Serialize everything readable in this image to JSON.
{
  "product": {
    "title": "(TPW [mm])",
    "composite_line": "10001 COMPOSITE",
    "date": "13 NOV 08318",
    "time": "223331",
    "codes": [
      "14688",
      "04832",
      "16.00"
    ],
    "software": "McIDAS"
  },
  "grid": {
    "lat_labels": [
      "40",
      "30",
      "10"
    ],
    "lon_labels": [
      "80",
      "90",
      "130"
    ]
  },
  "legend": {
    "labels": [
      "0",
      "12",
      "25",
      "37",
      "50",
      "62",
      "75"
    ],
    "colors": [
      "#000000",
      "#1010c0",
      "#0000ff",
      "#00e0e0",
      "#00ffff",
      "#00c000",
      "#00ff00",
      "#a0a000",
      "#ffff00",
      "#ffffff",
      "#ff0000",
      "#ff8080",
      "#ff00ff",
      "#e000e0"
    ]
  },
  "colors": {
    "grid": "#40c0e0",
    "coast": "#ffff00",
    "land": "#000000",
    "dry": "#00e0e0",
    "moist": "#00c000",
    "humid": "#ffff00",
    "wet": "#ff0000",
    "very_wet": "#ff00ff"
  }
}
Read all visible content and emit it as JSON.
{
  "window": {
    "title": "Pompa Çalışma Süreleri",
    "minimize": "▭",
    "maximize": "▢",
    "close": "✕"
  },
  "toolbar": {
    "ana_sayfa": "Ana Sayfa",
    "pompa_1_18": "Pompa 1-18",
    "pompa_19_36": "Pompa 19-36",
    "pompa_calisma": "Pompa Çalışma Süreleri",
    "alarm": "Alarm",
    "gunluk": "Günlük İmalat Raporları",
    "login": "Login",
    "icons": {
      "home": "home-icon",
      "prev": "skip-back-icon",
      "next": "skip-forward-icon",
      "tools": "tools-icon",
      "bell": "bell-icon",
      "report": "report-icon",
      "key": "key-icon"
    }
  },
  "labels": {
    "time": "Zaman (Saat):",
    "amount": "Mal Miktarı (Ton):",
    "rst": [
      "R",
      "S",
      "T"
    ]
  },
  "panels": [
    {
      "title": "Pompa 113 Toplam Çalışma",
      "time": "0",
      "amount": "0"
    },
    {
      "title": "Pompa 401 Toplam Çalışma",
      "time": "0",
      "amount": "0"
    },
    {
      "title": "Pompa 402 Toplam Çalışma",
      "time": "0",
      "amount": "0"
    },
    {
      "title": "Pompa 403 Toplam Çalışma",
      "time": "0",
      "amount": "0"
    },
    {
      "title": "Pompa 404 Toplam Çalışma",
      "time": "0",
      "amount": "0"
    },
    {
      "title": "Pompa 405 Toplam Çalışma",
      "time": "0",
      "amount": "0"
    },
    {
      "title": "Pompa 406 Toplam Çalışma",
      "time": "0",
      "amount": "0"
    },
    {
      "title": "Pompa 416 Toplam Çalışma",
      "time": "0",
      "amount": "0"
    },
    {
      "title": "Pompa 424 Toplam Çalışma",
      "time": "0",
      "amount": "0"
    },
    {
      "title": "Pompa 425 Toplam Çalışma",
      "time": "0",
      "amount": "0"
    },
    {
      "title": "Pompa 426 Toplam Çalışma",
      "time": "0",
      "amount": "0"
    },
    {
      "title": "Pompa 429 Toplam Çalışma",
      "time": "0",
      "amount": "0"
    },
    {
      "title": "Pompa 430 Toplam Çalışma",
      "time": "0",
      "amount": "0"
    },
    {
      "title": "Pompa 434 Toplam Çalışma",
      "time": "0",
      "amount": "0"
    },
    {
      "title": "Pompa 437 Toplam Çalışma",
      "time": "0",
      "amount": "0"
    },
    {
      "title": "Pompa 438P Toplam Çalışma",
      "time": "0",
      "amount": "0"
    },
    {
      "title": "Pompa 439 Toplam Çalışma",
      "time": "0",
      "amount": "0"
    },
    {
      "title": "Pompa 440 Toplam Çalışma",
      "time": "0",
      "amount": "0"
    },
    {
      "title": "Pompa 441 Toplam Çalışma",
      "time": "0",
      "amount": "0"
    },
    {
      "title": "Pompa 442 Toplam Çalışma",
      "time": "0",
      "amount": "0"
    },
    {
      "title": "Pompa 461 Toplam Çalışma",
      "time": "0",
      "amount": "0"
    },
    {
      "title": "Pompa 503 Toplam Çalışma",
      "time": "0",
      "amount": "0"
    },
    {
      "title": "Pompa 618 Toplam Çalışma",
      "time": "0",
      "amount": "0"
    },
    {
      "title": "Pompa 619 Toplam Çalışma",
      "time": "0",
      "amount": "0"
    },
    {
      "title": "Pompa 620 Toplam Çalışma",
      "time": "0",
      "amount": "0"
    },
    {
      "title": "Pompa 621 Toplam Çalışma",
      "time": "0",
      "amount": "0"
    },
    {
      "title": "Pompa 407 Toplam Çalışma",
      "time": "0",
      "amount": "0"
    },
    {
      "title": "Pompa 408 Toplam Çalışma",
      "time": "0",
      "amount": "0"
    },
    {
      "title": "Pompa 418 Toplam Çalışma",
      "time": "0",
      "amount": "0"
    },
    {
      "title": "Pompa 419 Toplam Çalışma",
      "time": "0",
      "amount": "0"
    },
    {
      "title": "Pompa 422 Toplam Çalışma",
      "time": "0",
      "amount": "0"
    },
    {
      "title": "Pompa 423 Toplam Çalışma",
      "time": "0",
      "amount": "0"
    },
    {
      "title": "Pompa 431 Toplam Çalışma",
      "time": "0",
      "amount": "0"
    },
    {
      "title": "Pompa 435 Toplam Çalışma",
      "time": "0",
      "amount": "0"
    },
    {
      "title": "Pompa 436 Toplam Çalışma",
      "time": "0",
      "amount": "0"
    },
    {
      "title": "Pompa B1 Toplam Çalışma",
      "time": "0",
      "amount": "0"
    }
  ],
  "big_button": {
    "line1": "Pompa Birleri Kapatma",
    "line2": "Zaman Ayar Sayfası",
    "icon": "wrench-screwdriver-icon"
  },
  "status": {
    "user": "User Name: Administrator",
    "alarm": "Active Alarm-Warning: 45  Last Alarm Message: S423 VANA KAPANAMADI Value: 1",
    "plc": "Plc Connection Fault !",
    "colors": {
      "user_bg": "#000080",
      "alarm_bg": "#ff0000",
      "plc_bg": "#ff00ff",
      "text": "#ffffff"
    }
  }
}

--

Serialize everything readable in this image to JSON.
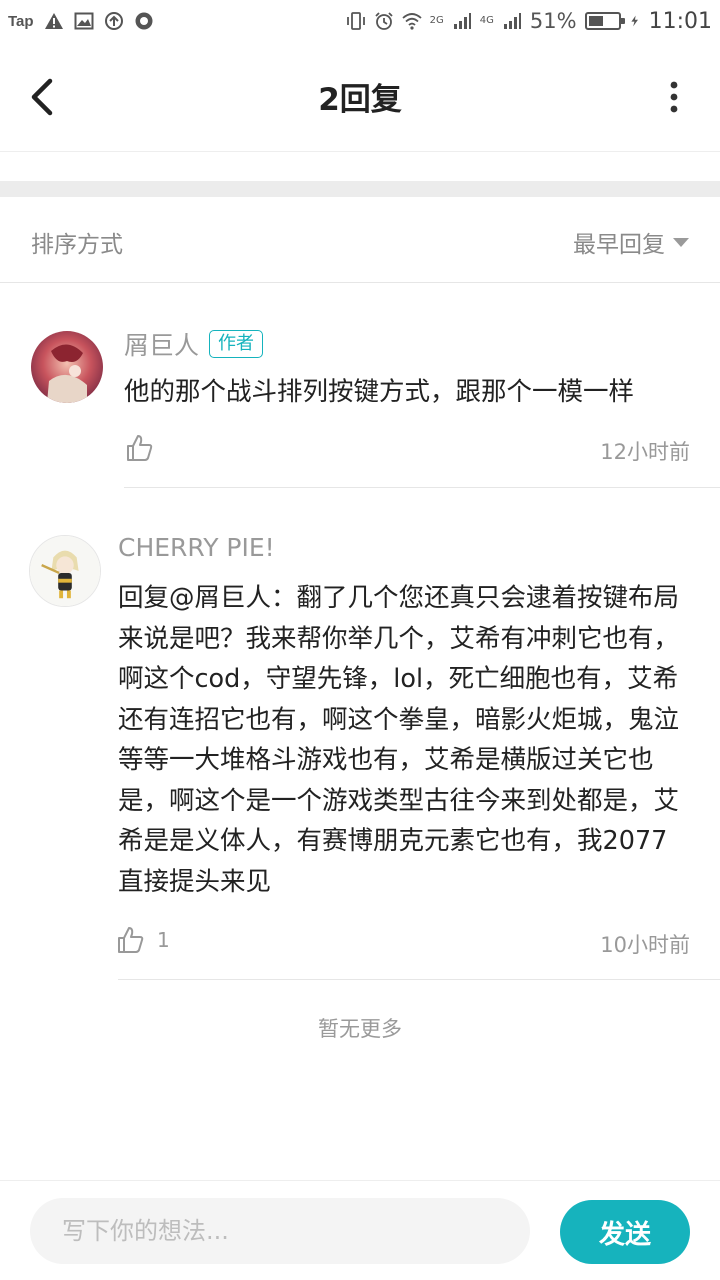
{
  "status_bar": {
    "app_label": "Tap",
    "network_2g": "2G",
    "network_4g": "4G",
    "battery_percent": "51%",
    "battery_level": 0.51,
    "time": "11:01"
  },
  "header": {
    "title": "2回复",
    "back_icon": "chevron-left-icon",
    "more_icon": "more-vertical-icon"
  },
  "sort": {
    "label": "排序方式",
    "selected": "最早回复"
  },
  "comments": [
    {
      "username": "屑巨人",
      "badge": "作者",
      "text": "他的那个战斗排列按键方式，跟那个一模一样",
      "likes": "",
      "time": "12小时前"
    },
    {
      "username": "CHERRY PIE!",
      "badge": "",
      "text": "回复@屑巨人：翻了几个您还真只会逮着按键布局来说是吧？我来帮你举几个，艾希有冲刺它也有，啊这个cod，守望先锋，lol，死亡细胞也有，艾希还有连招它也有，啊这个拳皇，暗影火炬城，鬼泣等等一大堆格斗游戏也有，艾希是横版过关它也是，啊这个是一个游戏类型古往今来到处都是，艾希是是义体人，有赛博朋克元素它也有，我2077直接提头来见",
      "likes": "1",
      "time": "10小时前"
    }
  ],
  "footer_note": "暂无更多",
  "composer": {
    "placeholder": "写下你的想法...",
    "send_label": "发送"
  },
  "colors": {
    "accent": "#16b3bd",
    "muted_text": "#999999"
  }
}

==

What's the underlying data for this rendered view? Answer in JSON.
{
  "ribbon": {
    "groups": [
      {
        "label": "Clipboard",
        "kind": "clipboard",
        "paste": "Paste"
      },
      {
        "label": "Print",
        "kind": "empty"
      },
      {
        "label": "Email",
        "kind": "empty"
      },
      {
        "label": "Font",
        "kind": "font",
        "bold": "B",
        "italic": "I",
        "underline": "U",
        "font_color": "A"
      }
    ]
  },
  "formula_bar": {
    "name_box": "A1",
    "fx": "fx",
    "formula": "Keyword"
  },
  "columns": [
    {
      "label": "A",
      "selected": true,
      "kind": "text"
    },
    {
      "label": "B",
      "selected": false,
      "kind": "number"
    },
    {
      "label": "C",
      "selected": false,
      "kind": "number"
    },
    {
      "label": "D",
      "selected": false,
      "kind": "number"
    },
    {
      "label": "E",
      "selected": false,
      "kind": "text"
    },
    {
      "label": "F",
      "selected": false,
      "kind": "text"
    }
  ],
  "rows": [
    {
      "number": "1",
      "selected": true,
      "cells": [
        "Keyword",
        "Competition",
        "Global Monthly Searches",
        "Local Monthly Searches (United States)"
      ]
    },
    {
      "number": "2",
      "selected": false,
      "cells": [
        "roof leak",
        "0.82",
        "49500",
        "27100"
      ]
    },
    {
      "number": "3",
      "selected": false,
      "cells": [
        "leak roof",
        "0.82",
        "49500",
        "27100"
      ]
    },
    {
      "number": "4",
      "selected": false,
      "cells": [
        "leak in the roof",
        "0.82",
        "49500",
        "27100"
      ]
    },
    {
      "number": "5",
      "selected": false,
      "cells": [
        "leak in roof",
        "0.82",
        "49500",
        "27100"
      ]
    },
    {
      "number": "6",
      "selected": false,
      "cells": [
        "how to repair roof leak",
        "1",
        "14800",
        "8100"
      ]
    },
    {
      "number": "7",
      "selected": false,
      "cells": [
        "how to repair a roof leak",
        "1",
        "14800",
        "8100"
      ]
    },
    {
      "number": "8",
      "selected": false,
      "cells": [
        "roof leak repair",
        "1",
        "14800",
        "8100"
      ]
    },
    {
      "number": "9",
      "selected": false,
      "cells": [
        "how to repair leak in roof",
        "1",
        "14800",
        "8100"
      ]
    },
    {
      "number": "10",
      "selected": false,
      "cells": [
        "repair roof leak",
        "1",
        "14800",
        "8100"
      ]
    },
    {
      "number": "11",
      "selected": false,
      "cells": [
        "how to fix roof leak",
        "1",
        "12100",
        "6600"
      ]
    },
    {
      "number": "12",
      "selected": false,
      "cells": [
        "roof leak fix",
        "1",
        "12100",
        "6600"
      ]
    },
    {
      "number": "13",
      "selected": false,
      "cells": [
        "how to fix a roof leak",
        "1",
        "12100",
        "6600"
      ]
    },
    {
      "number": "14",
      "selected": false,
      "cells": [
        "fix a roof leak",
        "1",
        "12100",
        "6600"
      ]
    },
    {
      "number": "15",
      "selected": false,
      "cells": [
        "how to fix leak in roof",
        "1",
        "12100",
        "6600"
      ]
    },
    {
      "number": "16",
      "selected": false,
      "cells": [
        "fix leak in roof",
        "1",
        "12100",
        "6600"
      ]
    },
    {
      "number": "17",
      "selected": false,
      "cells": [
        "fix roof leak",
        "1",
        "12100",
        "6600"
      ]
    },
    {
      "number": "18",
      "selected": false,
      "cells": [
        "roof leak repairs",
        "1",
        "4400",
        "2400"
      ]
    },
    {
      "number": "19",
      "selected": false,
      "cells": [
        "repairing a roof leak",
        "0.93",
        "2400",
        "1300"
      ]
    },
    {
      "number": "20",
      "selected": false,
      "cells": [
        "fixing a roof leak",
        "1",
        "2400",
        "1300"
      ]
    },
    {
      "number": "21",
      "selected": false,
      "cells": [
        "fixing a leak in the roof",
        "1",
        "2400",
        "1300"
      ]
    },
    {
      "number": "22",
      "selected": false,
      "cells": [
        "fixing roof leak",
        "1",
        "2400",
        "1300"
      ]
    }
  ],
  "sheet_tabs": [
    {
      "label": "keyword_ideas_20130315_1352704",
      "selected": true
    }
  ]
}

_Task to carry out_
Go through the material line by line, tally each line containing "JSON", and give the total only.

_Response box_
4